post here, I got a little cocky with how well the first session of my Day After Ragnarok game, Operation Snakebite, was quickly developing into something awesome. After only one game, the caravan the players were a part of felt alive with real people interacting independently and in real-time. It was a living, breathing world with backstabbing, ambition, and dwarf killing - really the best kind of real world.
Unfortunately for me, I got a little ambitious. I learned two important lessons last night: 1. break up lots of talk, long-distance travel, and story development with a short encounter here or there and 2. I cannot run truly epic battles using the Savage Worlds scenario. Read more to see how I learned my lessons.
We played for about 4 and a 1/2 hours last night and only actually battled for the last hour of it. That means a solid 3 and 1/2 hours of role-playing. Let me point something out here: when we play an RPG in the group, one of the big questions asked is "what do I get to kill?!" and usually each of us GM's has an answer ready that is satisfying to the group. Because of this, we tend to play very strategic, combat-oriented tactical... you get the picture, we have fights a lot. Depending on the system and the GM, we have varying levels of description versus mechanical discussion. For instance, D&D 4th Edition, an extremely well-built and balanced system, tends to be, for us, extremely mechanical in our descriptions of what we do.
I wanted some big battle to kind of end the first leg of the journey through the pass. The caravan had to cross a bridge over a large chasm. The bridge was only wide enough to let one of the 13 wagons over at a time, so they had to form a line 13 wagons long. Miles before they reached the bridge, they found frozen-over corpses on either side of the pass. They didn't move, but it unnerved the entire caravan and led to sleepless nights leading up to the crossing of the bridge. Along with these terrible thousands of corpses, A couple of the players, acting as scouts, would find large, two-foot long black feathers that some believed were as a result of of the dreaded Comazotz, or Fly-By-Nights of Mexico (that's what the thing is at the top of the post). So here's the fight: the wagons are crossing and the players are split on either side of the bridge.

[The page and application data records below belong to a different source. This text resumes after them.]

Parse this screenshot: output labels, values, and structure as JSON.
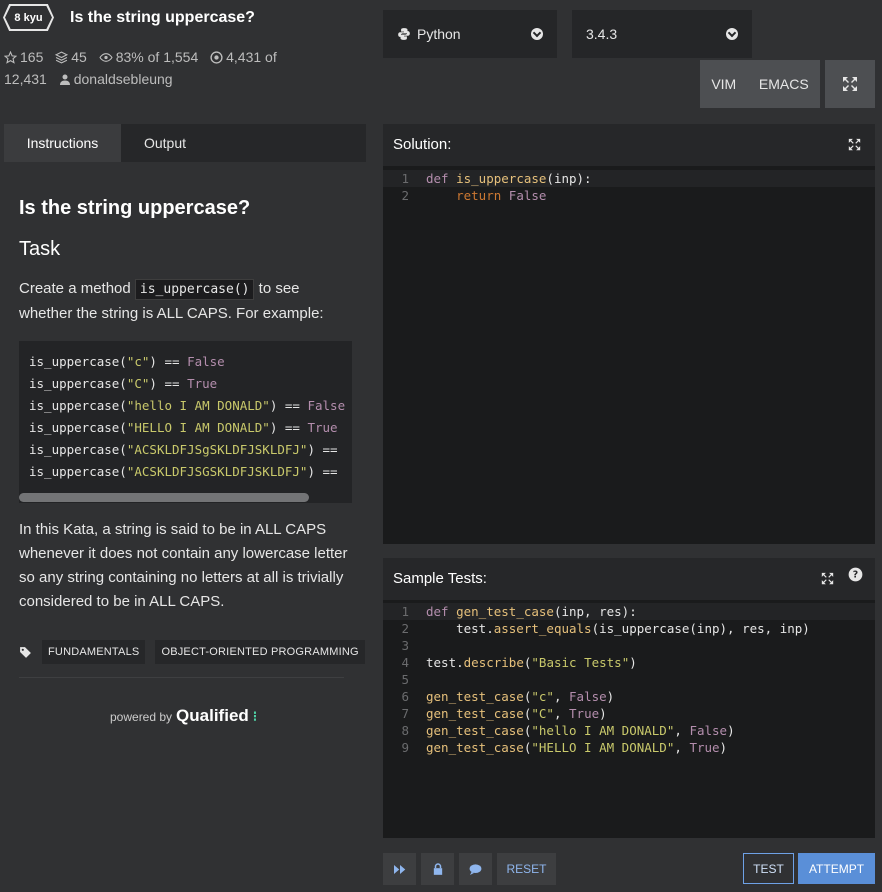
{
  "header": {
    "rank": "8 kyu",
    "title": "Is the string uppercase?",
    "stats": {
      "stars": "165",
      "collections": "45",
      "satisfaction": "83% of 1,554",
      "completed": "4,431 of",
      "total": "12,431",
      "author": "donaldsebleung"
    },
    "language": "Python",
    "version": "3.4.3",
    "mode_vim": "VIM",
    "mode_emacs": "EMACS"
  },
  "tabs": {
    "instructions": "Instructions",
    "output": "Output"
  },
  "instructions": {
    "title": "Is the string uppercase?",
    "task_heading": "Task",
    "intro_before": "Create a method",
    "intro_code": "is_uppercase()",
    "intro_after": "to see whether the string is ALL CAPS. For example:",
    "code_examples": [
      {
        "fn": "is_uppercase(",
        "arg": "\"c\"",
        "rest": ") == ",
        "result": "False"
      },
      {
        "fn": "is_uppercase(",
        "arg": "\"C\"",
        "rest": ") == ",
        "result": "True"
      },
      {
        "fn": "is_uppercase(",
        "arg": "\"hello I AM DONALD\"",
        "rest": ") == ",
        "result": "False"
      },
      {
        "fn": "is_uppercase(",
        "arg": "\"HELLO I AM DONALD\"",
        "rest": ") == ",
        "result": "True"
      },
      {
        "fn": "is_uppercase(",
        "arg": "\"ACSKLDFJSgSKLDFJSKLDFJ\"",
        "rest": ") ==",
        "result": ""
      },
      {
        "fn": "is_uppercase(",
        "arg": "\"ACSKLDFJSGSKLDFJSKLDFJ\"",
        "rest": ") ==",
        "result": ""
      }
    ],
    "explanation": "In this Kata, a string is said to be in ALL CAPS whenever it does not contain any lowercase letter so any string containing no letters at all is trivially considered to be in ALL CAPS.",
    "tags": [
      "FUNDAMENTALS",
      "OBJECT-ORIENTED PROGRAMMING"
    ],
    "powered_by": "powered by",
    "brand": "Qualified"
  },
  "solution": {
    "title": "Solution:",
    "lines": [
      {
        "n": "1",
        "a": "def ",
        "b": "is_uppercase",
        "c": "(inp):"
      },
      {
        "n": "2",
        "a": "    return ",
        "b": "False",
        "c": ""
      }
    ]
  },
  "tests": {
    "title": "Sample Tests:",
    "lines": [
      {
        "n": "1",
        "t": "def gen_test_case(inp, res):"
      },
      {
        "n": "2",
        "t": "    test.assert_equals(is_uppercase(inp), res, inp)"
      },
      {
        "n": "3",
        "t": ""
      },
      {
        "n": "4",
        "t": "test.describe(\"Basic Tests\")"
      },
      {
        "n": "5",
        "t": ""
      },
      {
        "n": "6",
        "t": "gen_test_case(\"c\", False)"
      },
      {
        "n": "7",
        "t": "gen_test_case(\"C\", True)"
      },
      {
        "n": "8",
        "t": "gen_test_case(\"hello I AM DONALD\", False)"
      },
      {
        "n": "9",
        "t": "gen_test_case(\"HELLO I AM DONALD\", True)"
      }
    ]
  },
  "footer": {
    "reset": "RESET",
    "test": "TEST",
    "attempt": "ATTEMPT"
  },
  "colors": {
    "accent": "#5a8fd8",
    "background": "#303133",
    "editor_bg": "#1a1b1c"
  }
}
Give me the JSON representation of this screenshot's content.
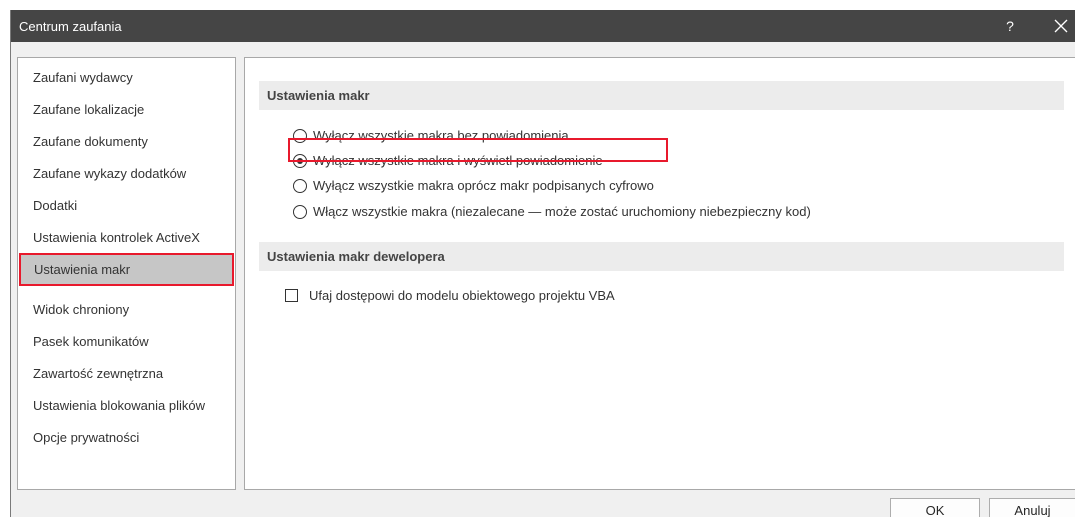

On the near side, the zombies start to wake and attack the caravan, and on the far side, the Comzotz were attacking, almost impossible to see until they get right up next to you.
In play, this was a terrible fight. The players couldn't kill the zombies off quick enough, there were a million things for me to keep track of (along with the monsters and wagons, there were also two NPC's helping the players kill off the monsters), and they ended up losing 5 of the 13 wagons. Normally a disaster of the proportion would just be an opportunity for fun, cool storytelling, but it didn't feel very balanced and the fight dragged on. What I thought would be an epic battle just got too complicated, and it really didn't help that we started the fight at 11:00 PM. It was just too big and too late, and we were all tired.
It's gut check time for me with the campaign. I love the NPC's and how the players interact with them, but I know as the GM, it's not the NPCs' stories but the players'. I'm seriously thinking of breaking the player's little cadre off from the caravan. I think, although SW is based on miniature war gaming rules, it's really an ideal game for small, squad-based action. The other three times I've ran Savage Worlds encounters, the fights were small but rewarding. I'm going to have to do a lot of thinking about how to proceed from here as I think scaling the scope down a little would help, but I don't want to lose the story and interactions the players have with the NPC's.